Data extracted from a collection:

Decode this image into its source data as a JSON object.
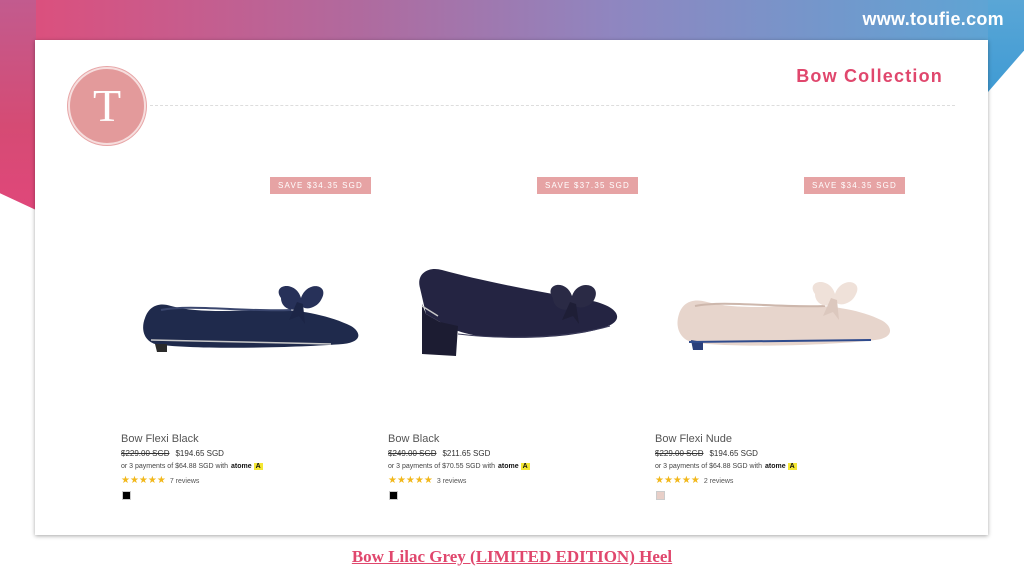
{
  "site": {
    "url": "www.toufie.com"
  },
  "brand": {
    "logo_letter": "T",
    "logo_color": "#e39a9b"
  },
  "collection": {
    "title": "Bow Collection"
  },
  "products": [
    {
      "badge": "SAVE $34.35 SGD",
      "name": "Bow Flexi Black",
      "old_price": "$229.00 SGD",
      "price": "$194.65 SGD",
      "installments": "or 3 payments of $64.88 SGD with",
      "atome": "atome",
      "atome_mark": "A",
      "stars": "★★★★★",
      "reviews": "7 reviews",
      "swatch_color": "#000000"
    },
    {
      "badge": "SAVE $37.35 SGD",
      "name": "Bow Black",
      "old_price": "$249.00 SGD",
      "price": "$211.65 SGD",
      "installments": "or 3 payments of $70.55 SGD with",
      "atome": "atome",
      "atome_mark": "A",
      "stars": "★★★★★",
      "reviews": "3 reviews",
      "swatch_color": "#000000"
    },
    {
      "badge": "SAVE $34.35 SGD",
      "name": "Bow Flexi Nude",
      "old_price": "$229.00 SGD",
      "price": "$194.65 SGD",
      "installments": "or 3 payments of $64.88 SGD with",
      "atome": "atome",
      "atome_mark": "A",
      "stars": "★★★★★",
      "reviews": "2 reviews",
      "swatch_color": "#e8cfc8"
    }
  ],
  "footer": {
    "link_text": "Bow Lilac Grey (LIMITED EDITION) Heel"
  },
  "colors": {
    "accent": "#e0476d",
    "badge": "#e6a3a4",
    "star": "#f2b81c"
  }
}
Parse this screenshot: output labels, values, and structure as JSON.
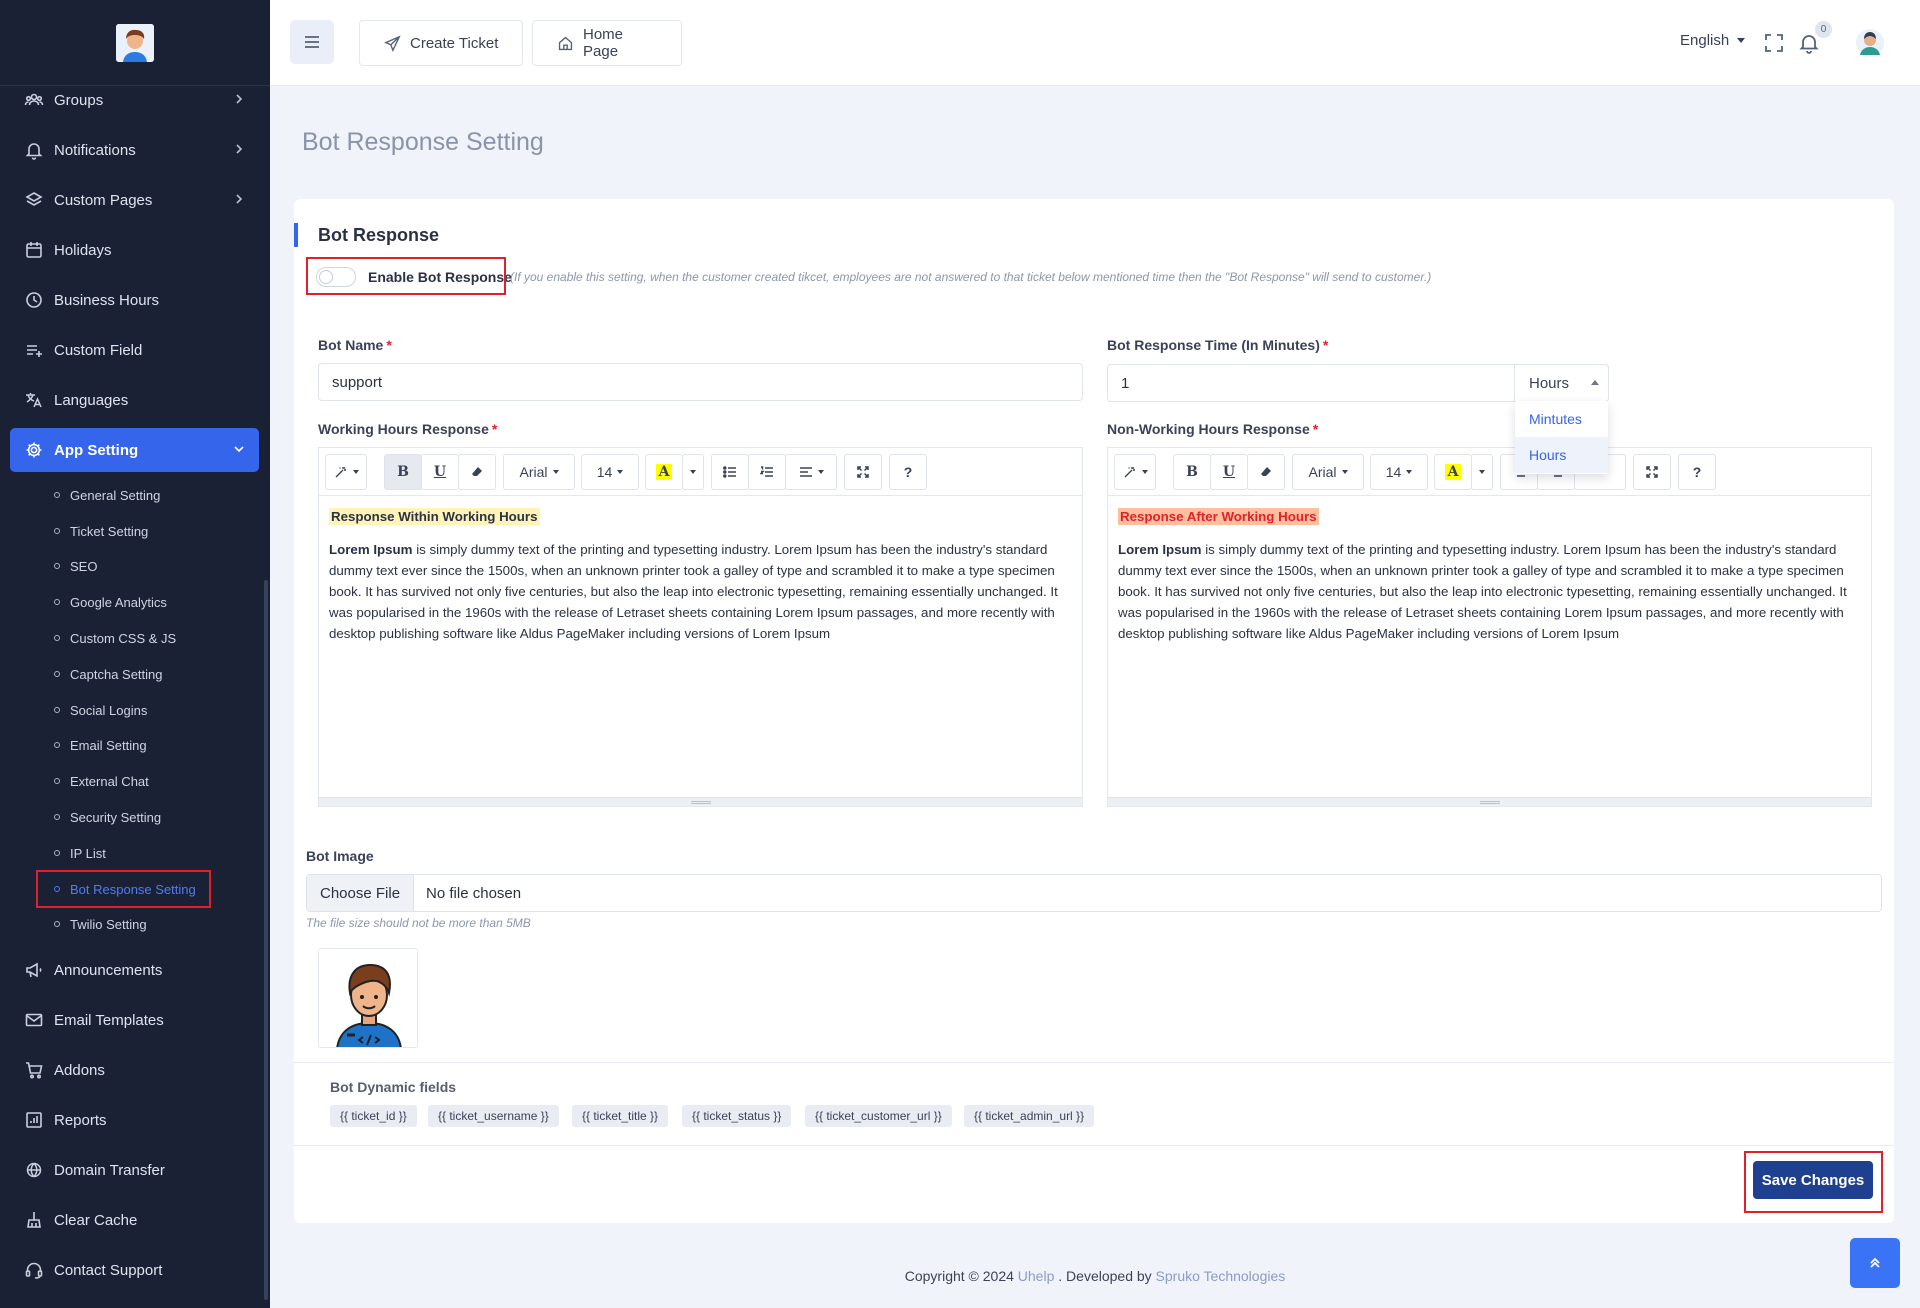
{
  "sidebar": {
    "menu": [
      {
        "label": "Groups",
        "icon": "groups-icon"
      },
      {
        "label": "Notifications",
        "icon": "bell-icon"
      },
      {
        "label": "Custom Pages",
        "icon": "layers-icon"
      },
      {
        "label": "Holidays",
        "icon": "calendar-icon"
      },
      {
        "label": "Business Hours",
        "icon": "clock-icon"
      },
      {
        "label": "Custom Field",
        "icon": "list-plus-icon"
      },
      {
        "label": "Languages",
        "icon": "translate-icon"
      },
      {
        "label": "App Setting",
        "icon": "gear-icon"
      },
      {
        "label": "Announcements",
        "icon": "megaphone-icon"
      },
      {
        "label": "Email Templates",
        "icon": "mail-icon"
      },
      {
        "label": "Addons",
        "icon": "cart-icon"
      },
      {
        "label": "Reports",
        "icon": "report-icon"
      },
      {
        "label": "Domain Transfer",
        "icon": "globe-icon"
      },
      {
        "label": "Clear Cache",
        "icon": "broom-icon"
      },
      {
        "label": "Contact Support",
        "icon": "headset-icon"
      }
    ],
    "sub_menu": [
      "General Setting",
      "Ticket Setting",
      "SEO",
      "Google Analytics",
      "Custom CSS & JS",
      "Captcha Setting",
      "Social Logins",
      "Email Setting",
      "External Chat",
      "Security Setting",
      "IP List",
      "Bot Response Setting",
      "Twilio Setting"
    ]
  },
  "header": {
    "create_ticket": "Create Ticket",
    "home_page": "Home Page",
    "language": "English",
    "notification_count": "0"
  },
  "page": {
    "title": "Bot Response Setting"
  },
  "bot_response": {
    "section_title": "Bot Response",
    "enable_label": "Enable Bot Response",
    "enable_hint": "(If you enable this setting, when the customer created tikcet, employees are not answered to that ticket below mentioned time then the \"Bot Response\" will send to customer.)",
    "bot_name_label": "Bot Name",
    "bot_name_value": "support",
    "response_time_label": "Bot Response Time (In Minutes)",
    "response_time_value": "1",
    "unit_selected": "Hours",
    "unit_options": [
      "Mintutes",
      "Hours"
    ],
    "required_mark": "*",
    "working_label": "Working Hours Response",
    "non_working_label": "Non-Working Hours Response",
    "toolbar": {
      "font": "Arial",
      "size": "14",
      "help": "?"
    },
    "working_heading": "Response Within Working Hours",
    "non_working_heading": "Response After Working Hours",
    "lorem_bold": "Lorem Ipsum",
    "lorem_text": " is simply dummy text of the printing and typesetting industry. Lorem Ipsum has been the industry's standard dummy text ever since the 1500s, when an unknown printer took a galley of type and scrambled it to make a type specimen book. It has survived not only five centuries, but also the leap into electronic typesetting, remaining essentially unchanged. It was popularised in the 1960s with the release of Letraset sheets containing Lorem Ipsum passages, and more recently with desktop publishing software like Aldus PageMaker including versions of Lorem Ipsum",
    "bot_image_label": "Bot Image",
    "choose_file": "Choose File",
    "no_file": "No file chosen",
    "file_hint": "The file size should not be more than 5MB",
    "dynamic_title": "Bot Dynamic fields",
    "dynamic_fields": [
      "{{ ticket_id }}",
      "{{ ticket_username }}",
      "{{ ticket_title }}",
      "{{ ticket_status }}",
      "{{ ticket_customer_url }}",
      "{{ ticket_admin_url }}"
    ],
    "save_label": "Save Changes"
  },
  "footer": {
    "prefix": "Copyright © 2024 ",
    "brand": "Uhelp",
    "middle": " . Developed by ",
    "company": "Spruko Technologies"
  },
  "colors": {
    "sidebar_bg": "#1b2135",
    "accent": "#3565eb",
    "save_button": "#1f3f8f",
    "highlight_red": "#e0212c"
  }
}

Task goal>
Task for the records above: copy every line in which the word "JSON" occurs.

Result below>
Decode this image into its source data as a JSON object.
Parse this screenshot: output labels, values, and structure as JSON.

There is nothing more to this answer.